(Supplied information begins)

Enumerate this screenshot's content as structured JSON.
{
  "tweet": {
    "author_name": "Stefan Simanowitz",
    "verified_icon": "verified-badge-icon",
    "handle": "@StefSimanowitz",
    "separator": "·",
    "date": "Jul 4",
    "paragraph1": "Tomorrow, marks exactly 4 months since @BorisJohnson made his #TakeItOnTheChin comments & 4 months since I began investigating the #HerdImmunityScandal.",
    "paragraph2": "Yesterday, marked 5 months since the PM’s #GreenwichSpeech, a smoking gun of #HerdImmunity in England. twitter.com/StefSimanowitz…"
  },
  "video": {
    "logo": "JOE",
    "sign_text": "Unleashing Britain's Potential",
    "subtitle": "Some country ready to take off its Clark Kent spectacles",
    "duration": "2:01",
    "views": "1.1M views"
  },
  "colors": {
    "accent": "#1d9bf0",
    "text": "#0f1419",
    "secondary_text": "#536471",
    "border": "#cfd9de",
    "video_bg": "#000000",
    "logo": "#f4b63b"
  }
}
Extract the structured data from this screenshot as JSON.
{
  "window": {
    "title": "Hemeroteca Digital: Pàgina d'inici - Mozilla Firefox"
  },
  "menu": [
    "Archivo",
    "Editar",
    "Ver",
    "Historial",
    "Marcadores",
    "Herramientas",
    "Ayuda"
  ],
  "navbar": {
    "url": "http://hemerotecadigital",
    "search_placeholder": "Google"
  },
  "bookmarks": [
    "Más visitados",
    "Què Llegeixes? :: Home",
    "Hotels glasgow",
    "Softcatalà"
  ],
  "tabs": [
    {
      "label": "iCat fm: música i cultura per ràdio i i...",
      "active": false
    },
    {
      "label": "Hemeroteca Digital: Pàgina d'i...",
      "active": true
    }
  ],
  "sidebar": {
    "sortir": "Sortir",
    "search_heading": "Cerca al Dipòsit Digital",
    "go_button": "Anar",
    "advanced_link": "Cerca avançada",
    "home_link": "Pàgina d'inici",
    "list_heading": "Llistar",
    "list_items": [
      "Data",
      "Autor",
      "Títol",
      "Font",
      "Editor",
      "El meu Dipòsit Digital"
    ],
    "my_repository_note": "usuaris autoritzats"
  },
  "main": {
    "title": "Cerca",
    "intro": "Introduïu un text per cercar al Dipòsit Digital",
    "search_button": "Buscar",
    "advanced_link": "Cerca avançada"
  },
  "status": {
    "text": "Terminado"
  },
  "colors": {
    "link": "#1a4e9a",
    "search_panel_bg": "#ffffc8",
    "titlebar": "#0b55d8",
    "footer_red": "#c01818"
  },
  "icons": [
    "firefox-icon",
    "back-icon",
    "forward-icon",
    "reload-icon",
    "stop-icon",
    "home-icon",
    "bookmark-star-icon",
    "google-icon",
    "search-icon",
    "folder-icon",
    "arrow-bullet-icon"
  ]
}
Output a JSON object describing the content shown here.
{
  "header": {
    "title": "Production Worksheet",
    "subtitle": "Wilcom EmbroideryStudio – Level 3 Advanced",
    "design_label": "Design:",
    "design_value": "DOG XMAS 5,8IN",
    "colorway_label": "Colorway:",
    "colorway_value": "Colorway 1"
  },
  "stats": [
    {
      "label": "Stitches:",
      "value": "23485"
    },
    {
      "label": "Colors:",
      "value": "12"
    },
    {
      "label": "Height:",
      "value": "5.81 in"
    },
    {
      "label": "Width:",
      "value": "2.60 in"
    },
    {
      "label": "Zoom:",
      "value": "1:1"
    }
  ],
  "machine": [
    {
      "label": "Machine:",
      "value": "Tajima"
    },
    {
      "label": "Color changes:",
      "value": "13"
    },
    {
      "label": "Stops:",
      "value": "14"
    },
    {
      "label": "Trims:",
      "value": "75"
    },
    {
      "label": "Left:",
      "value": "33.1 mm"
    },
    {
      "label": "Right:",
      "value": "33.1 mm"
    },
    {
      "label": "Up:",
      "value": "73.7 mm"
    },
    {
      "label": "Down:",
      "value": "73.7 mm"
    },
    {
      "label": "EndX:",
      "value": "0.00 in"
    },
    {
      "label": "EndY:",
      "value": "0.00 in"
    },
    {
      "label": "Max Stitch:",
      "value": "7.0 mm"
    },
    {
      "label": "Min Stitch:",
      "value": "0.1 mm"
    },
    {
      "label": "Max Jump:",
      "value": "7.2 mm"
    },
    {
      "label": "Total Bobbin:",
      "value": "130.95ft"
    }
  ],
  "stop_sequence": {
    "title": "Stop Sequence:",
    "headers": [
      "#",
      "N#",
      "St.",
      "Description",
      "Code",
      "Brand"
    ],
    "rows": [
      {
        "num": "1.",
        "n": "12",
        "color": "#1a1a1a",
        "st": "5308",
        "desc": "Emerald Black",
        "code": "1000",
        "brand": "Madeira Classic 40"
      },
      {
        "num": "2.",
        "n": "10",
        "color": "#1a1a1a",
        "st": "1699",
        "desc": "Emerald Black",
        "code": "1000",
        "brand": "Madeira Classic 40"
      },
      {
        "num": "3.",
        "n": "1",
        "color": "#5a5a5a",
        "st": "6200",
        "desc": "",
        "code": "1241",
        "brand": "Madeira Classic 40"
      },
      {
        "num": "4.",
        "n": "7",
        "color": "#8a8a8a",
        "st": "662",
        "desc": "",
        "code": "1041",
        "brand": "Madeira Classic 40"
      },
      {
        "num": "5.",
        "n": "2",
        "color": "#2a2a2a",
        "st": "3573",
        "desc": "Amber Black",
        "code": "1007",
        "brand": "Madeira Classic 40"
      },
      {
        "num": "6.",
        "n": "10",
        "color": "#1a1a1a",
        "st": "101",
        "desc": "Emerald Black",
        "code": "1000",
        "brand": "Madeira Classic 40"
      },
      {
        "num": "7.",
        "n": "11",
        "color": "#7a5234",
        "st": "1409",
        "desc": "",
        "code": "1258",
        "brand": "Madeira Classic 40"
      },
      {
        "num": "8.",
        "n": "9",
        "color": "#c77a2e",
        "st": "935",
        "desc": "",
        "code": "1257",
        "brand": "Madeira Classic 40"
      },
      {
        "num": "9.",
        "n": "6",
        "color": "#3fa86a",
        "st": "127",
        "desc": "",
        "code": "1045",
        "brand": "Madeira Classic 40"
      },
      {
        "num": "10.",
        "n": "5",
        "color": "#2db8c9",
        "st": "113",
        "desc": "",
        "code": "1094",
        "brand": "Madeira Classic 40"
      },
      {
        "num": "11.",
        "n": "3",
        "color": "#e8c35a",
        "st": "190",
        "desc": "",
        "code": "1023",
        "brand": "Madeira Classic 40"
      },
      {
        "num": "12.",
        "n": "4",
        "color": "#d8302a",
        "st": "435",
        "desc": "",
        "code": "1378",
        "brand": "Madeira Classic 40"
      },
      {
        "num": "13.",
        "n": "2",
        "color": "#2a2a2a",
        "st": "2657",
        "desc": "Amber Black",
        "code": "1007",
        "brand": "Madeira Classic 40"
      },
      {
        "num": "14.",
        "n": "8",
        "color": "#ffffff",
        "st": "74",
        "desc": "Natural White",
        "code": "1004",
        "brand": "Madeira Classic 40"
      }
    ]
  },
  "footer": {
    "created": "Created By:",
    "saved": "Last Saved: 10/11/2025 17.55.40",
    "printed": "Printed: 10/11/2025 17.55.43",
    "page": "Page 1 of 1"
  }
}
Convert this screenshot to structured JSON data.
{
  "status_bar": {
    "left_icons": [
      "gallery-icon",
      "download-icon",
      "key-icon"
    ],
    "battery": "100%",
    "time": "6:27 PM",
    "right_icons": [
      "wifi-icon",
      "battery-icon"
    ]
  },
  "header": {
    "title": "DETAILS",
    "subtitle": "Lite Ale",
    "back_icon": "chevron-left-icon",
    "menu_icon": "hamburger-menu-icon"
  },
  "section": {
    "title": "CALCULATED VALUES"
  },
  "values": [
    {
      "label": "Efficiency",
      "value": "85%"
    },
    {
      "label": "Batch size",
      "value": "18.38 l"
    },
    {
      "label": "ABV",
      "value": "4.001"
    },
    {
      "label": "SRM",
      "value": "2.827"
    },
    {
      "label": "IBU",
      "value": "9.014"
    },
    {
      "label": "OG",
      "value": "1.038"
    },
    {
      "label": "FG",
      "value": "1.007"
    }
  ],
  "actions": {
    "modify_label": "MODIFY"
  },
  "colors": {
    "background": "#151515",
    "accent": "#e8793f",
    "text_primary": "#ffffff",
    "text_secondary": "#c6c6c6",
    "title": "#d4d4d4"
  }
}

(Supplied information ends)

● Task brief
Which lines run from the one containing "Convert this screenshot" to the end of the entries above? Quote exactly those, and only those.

● Result of this exercise
Convert this screenshot to structured JSON data.
{
  "status_bar": {
    "left_icons": [
      "gallery-icon",
      "download-icon",
      "key-icon"
    ],
    "battery": "100%",
    "time": "6:27 PM",
    "right_icons": [
      "wifi-icon",
      "battery-icon"
    ]
  },
  "header": {
    "title": "DETAILS",
    "subtitle": "Lite Ale",
    "back_icon": "chevron-left-icon",
    "menu_icon": "hamburger-menu-icon"
  },
  "section": {
    "title": "CALCULATED VALUES"
  },
  "values": [
    {
      "label": "Efficiency",
      "value": "85%"
    },
    {
      "label": "Batch size",
      "value": "18.38 l"
    },
    {
      "label": "ABV",
      "value": "4.001"
    },
    {
      "label": "SRM",
      "value": "2.827"
    },
    {
      "label": "IBU",
      "value": "9.014"
    },
    {
      "label": "OG",
      "value": "1.038"
    },
    {
      "label": "FG",
      "value": "1.007"
    }
  ],
  "actions": {
    "modify_label": "MODIFY"
  },
  "colors": {
    "background": "#151515",
    "accent": "#e8793f",
    "text_primary": "#ffffff",
    "text_secondary": "#c6c6c6",
    "title": "#d4d4d4"
  }
}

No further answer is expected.